Anonymous may be right. Maybe all that stuff matters more than the stuff Steve Jobs obsessed over, like ease of use, quality design, simplicity.

We just tried the product and reported on what we found. No worshipping of Steve Jobs was involved, just trying it out like the kind of consumer Microsoft has been losing for years now.

JM

Anonymous said...

I looked at a Surface in the store. Didn't by one, since I want the x86 compatibility. Yes, there are the added edge gestures which are not obvious at first, especially since the iPad doesn't have them. But once you know edge gestures are there and how to use them, I think the Surface UI / Win 8 is a much more versatile UI than iOS.

Everyone expects a new tablet to be as "simple" as iOS, but in reality, iOS can be a pain to use.
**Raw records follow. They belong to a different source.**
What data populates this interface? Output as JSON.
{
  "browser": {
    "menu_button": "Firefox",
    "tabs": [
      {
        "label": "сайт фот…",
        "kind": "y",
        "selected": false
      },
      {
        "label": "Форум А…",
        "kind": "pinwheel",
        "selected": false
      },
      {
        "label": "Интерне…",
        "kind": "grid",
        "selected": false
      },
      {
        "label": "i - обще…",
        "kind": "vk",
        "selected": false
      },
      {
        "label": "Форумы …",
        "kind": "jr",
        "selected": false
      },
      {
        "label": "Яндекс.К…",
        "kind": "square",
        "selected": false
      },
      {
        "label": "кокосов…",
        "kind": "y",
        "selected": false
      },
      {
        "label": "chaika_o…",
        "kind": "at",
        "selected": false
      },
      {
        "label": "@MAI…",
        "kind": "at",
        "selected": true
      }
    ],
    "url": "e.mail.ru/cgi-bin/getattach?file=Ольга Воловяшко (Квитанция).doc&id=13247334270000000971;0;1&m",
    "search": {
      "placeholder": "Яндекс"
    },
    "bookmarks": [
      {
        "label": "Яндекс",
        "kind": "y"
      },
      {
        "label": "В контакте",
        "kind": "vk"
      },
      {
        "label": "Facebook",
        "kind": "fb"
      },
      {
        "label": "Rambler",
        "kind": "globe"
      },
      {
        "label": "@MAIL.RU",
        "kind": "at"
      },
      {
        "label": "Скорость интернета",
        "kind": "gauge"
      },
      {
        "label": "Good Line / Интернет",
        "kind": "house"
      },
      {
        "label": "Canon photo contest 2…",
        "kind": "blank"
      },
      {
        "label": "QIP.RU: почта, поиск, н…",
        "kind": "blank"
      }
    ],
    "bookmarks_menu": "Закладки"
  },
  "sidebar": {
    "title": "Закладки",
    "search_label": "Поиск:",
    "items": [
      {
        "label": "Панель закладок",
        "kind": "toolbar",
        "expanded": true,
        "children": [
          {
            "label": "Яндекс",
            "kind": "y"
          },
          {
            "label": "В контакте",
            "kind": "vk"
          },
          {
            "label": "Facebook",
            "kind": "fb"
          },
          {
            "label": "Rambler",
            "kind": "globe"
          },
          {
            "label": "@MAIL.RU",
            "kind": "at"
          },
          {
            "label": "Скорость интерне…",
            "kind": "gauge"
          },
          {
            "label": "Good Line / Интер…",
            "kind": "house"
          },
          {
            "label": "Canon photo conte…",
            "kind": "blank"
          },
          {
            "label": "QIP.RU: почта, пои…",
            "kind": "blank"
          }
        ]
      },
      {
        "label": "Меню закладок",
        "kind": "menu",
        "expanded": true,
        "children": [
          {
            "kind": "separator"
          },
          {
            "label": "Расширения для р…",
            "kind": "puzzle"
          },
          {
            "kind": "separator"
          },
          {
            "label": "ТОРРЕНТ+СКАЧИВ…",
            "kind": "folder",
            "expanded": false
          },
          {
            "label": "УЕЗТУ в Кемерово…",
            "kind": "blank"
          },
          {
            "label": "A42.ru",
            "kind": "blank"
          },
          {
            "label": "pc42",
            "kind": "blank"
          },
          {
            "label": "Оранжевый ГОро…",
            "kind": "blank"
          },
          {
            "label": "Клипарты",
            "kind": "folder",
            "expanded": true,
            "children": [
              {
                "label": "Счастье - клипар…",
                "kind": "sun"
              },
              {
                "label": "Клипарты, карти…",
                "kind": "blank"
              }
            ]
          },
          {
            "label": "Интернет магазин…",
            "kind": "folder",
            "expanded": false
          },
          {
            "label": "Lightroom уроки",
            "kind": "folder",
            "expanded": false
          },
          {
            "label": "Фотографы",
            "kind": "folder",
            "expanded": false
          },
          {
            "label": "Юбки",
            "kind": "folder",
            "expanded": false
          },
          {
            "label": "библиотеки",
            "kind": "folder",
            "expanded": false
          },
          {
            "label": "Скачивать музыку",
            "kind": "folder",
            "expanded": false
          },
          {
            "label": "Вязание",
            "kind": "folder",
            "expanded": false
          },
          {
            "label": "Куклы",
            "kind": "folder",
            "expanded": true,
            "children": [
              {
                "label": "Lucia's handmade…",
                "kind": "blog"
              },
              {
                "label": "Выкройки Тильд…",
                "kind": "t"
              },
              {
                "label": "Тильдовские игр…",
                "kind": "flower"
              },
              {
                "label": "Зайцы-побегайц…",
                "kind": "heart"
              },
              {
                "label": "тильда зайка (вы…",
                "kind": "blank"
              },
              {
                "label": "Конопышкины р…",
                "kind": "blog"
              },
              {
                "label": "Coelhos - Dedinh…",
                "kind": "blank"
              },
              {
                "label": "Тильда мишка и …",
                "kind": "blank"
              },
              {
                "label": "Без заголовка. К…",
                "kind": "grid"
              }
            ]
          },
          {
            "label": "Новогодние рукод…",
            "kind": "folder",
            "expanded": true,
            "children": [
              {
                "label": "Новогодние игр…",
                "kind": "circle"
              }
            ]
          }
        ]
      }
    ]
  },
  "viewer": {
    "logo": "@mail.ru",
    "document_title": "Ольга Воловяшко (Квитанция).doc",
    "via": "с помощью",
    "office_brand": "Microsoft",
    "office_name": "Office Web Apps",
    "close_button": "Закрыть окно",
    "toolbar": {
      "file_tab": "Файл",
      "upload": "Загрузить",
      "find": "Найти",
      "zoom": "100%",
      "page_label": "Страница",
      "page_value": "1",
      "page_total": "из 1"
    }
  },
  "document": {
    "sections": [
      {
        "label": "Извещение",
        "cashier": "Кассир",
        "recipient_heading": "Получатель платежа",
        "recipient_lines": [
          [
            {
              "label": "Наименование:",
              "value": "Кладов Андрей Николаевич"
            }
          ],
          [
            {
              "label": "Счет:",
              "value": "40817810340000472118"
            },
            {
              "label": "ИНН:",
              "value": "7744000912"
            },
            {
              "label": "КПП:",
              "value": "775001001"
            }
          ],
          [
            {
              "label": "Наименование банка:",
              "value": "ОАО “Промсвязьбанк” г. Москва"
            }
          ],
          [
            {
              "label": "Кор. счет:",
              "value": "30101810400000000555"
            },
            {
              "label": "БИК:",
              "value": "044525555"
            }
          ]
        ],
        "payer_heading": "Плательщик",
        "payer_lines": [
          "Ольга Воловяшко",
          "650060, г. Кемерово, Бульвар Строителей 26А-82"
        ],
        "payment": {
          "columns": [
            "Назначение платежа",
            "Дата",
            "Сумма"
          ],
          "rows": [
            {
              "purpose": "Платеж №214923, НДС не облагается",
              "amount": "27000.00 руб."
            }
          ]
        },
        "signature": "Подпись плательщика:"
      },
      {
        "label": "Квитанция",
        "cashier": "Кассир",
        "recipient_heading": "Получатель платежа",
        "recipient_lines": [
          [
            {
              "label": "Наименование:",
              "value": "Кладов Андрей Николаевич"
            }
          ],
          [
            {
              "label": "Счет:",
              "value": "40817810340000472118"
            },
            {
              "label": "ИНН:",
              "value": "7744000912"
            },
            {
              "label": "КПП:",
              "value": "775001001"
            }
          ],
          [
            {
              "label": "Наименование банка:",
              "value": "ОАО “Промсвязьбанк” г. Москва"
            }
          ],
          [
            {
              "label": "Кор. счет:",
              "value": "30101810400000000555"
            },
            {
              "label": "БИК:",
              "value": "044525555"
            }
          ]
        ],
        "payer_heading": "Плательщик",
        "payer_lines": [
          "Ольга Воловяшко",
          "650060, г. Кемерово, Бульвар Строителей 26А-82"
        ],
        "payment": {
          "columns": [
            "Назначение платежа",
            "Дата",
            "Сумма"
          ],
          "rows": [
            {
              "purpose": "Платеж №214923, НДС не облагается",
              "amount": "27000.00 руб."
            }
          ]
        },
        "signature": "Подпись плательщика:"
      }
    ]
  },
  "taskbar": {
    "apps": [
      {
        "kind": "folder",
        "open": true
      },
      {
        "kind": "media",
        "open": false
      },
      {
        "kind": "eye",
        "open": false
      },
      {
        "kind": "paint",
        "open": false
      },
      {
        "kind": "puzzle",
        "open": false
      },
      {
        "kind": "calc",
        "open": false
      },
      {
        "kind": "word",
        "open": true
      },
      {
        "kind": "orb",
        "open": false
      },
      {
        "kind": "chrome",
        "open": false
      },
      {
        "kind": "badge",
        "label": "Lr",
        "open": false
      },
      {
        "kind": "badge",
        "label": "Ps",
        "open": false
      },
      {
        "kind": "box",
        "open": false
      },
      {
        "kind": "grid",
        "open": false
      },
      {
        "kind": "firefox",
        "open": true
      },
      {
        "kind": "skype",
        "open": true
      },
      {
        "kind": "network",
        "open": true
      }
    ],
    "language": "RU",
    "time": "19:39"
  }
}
It's popular to criticize Microsoft because they have made a lot of mistakes. But Jobs himself said that Microsoft is not to be underestimated since they keep working on things until they get it right. Win 8 is rough around the edges, but it really does offer a better experience than iOS which is now dated, IMHO. I also thought the Touch cover and trackpad were easy to use. I have an iPad - I don't plan to buy another one.

Anonymous said...

Based on your June 27 post of this year, I can't help but wonder if you pre-decided to hate the Surface. Confirmation bias, anyone? Nevertheless, MS still has enterprise by the short hairs. Don't be surprised if this product upends the current BYOD trend since corporate IT departments will probably love it.

Jeff Matthews said...

Yep, shoot the messenger.

JM

Jason said...

I am just surprised that Steve Ballmer reads this website.

TashTish said...

Jason, that was a priceless comment.